One of the many classes offered by the Museum of Natural History (HMNH) took flight last Saturday morning in a burst of color and light. Led by Ann Ambiel, a veteran museum educator, Beetles, Bugs and Butterflies entranced a variety of second- and third-graders. Among other fascinating facts, the students learned which of the following is actually an insect — spiders, scorpions, crickets, or crabs. They learned the life cycle of butterflies. They compared their own athletic abilities to those of fleas — and didn’t fare too well. And they learned why crickets chirp.
The young scientists also got a chance to make styrofoam models of insects (creating legs and antennae for each model) and to draw vividly colored butterflies.
For further information about the educational opportunities available for all age groups in this joint program of the HMNH and the Peabody Museum call (617) 495-2341 or visit http://www.hmnh.harvard.edu/education/
Teacher Ann Ambiel (top) points out the butterflies included in the exhibit.

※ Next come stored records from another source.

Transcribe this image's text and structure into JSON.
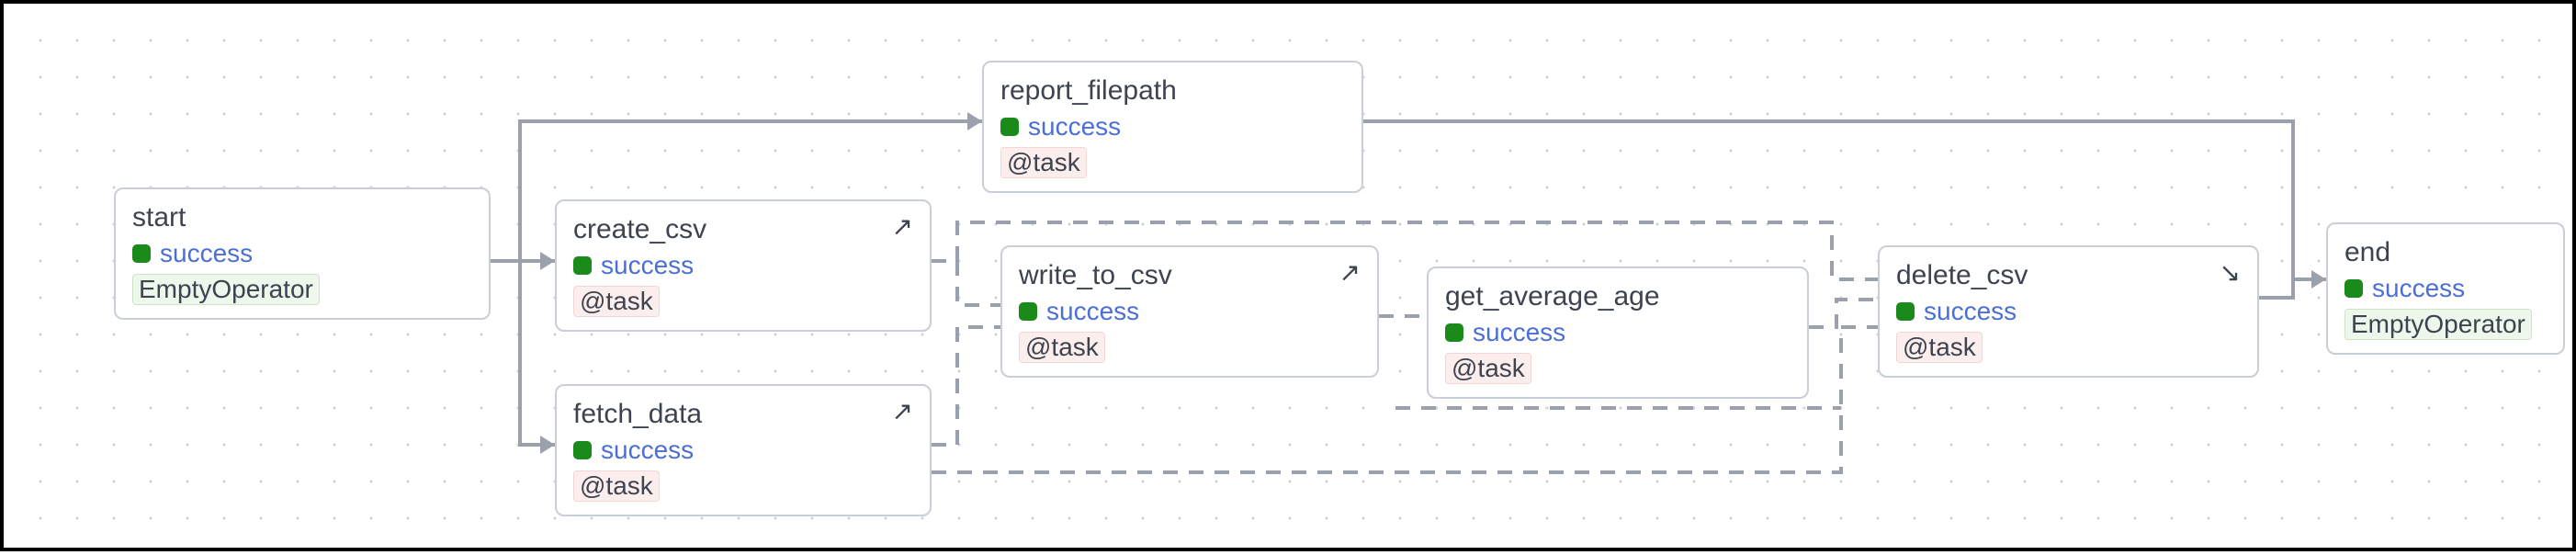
{
  "graph": {
    "nodes": {
      "start": {
        "title": "start",
        "status": "success",
        "operator": "EmptyOperator",
        "op_class": "op-empty",
        "icon": null
      },
      "create_csv": {
        "title": "create_csv",
        "status": "success",
        "operator": "@task",
        "op_class": "op-task",
        "icon": "↗"
      },
      "fetch_data": {
        "title": "fetch_data",
        "status": "success",
        "operator": "@task",
        "op_class": "op-task",
        "icon": "↗"
      },
      "report_filepath": {
        "title": "report_filepath",
        "status": "success",
        "operator": "@task",
        "op_class": "op-task",
        "icon": null
      },
      "write_to_csv": {
        "title": "write_to_csv",
        "status": "success",
        "operator": "@task",
        "op_class": "op-task",
        "icon": "↗"
      },
      "get_average_age": {
        "title": "get_average_age",
        "status": "success",
        "operator": "@task",
        "op_class": "op-task",
        "icon": null
      },
      "delete_csv": {
        "title": "delete_csv",
        "status": "success",
        "operator": "@task",
        "op_class": "op-task",
        "icon": "↘"
      },
      "end": {
        "title": "end",
        "status": "success",
        "operator": "EmptyOperator",
        "op_class": "op-empty",
        "icon": null
      }
    }
  }
}
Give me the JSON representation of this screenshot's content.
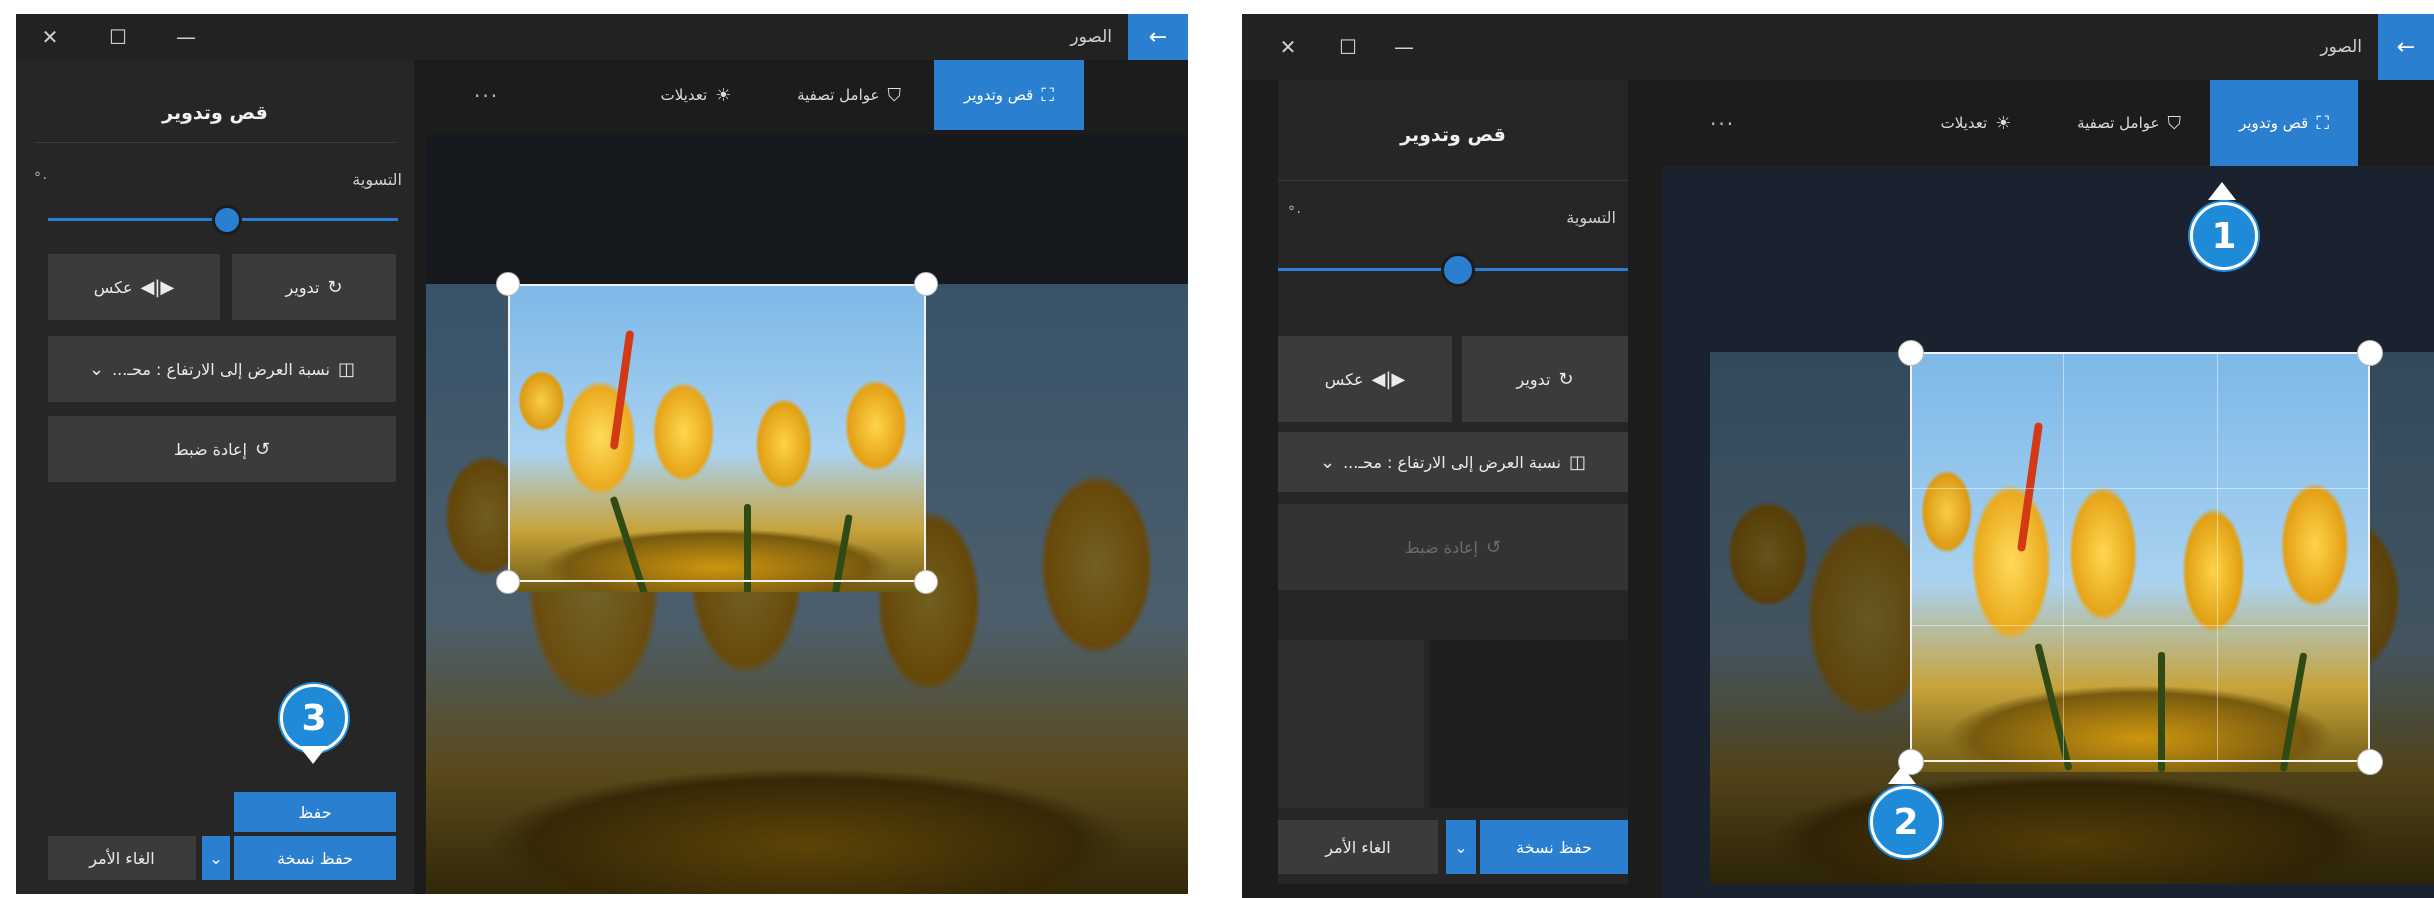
{
  "app_title": "الصور",
  "window_controls": {
    "close": "✕",
    "maximize": "☐",
    "minimize": "—",
    "back": "←"
  },
  "toolbar": {
    "crop_rotate": "قص وتدوير",
    "filters": "عوامل تصفية",
    "adjustments": "تعديلات",
    "more": "..."
  },
  "panel": {
    "title": "قص وتدوير",
    "straighten_label": "التسوية",
    "straighten_value": "°٠",
    "rotate": "تدوير",
    "flip": "عكس",
    "aspect_ratio": "نسبة العرض إلى الارتفاع : محـ...",
    "reset": "إعادة ضبط",
    "save": "حفظ",
    "save_copy": "حفظ نسخة",
    "cancel": "الغاء الأمر"
  },
  "callouts": {
    "one": "1",
    "two": "2",
    "three": "3"
  },
  "colors": {
    "accent": "#2b7fd0",
    "callout": "#1f8ad8",
    "window_bg": "#1c1c1c",
    "panel_bg": "#262626"
  },
  "icons": {
    "crop": "crop-icon",
    "filters": "filter-icon",
    "adjust": "sun-icon",
    "rotate": "rotate-icon",
    "flip": "flip-icon",
    "aspect": "aspect-ratio-icon",
    "reset": "reset-icon",
    "chevron": "chevron-down-icon"
  },
  "windows": [
    {
      "id": "left",
      "slider_value_percent": 50
    },
    {
      "id": "right",
      "slider_value_percent": 50
    }
  ]
}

Julia Morgan (right) draws wings on her bug. A handmade felt butterfly. Imani Graham (above) listens attentively during the “Beetles, Bugs and Butterflies” class at the Museum of Natural History.